It is despicable that so many con artists continue to prey upon those who are trusting and vulnerable. However, they are not the only ones doing so – many legitimate home shopping companies make untold millions from older customers who buy scores of products they don’t need to forge what feels like a social connection. It may be legal on paper, but that doesn't make it right.
Sometimes, however, right does prevail.
In 2014, a scam artist based in Jamaica phoned a man in his 90s to tell him he had won a phony lottery sweepstakes. (The only means of securing the prize was for the man to invest money first, naturally.) The criminal was very clever, having profiled the man as a prime, vulnerable target.
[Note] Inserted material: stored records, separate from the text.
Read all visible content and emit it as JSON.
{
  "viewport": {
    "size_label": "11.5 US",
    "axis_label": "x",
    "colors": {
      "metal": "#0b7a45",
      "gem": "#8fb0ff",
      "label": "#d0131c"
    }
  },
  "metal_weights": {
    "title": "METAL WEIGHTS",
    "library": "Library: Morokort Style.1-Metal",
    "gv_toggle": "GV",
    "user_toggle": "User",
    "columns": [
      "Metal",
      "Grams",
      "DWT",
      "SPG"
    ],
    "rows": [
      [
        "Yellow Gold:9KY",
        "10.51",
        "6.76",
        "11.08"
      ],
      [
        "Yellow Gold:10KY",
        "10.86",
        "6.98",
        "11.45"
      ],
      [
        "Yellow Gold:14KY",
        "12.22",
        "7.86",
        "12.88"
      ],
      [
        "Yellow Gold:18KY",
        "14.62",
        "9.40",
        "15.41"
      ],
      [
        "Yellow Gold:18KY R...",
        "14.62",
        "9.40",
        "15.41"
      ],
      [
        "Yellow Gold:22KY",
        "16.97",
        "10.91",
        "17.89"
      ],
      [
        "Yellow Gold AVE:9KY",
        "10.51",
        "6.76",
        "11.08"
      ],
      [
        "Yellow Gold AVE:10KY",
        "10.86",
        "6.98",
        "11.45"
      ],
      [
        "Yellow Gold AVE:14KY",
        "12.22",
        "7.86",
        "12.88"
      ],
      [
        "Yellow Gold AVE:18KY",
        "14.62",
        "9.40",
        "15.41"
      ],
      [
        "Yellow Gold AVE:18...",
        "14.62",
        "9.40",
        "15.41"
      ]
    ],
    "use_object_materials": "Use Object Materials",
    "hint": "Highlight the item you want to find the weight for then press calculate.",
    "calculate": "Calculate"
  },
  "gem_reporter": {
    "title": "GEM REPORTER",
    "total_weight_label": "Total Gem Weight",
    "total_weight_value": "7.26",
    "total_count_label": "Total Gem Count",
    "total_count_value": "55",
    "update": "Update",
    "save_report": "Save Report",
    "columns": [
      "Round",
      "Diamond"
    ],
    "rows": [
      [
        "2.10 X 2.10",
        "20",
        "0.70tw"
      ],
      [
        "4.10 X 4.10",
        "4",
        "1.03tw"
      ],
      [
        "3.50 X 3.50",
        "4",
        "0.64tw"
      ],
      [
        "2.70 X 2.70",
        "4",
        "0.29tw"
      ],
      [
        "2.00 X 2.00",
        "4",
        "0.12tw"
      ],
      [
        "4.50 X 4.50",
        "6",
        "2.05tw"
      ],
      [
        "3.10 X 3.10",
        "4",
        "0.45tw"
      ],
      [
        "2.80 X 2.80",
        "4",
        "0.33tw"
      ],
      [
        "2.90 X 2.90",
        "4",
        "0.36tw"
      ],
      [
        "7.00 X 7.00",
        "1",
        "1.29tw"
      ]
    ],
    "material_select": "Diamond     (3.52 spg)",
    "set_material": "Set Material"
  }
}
However, he neglected to uncover one critical piece of information – the man he was calling had served as Director of both the FBI and the CIA.
William Webster recognized the signs of a scam immediately and carefully recorded the phone conversations, which included cryptic threats of stalking Webster and his wife and gunning them down. He then turned them over to the FBI. The would-be thief, Keniel Thomas, was subsequently sentenced to six years in federal prison.
However, many are not as shrewd or sophisticated as Webster was. This allows those like Thomas to successfully take advantage of those who are most vulnerable by making similar threats.
Remember to always practice vigilance and look for the red flags. That means it is important to use common sense, trust your intuition and, when in doubt, do your own research or consult a more tech-savvy friend you can trust for advice. Your local law enforcement is always a phone call away and happy to help as well – after all, if something illegal is happening, they should be the first to know.
Never take a chance, especially when your finances and personal safety are on the line.
Even if you are a younger person, or feel this doesn’t apply to you, remember to think of the older people in your life who are potentially vulnerable to these schemes. Take the time to caution them as well as to welcome them to run anything by you that arouses their suspicion. Make sure they understand they can keep an open heart while employing a healthy dose of cynicism.
After all, every one of us deserves our dignity, regardless of age.
Aging in Place. (2021, December 21). Top Internet Scams Affecting the Elderly. https://aginginplace.org/internet-scams-affecting-elderly/
Andrews, P. (2014, December 28). Hattiesburg American. Mississippi. https://eu.hattiesburgamerican.com/story/opinion/readers/2014/12/27/beware-predators-eldery/20905469/
Elder Fraud. (2022). Federal Bureau of Investigation. https://www.fbi.gov/scams-and-safety/common-scams-and-crimes/elder-fraud
Lim, C. M., & Kim, Y. K. (2011). Older consumers’ TV home shopping: Loneliness, parasocial interaction, and perceived convenience. Psychology and Marketing, 28(8), 763–780. https://doi.org/10.1002/mar.20411
Romance Scams. (2022, February 11). Federal Bureau of Investigation. https://www.fbi.gov/scams-and-safety/common-scams-and-crimes/romance-scams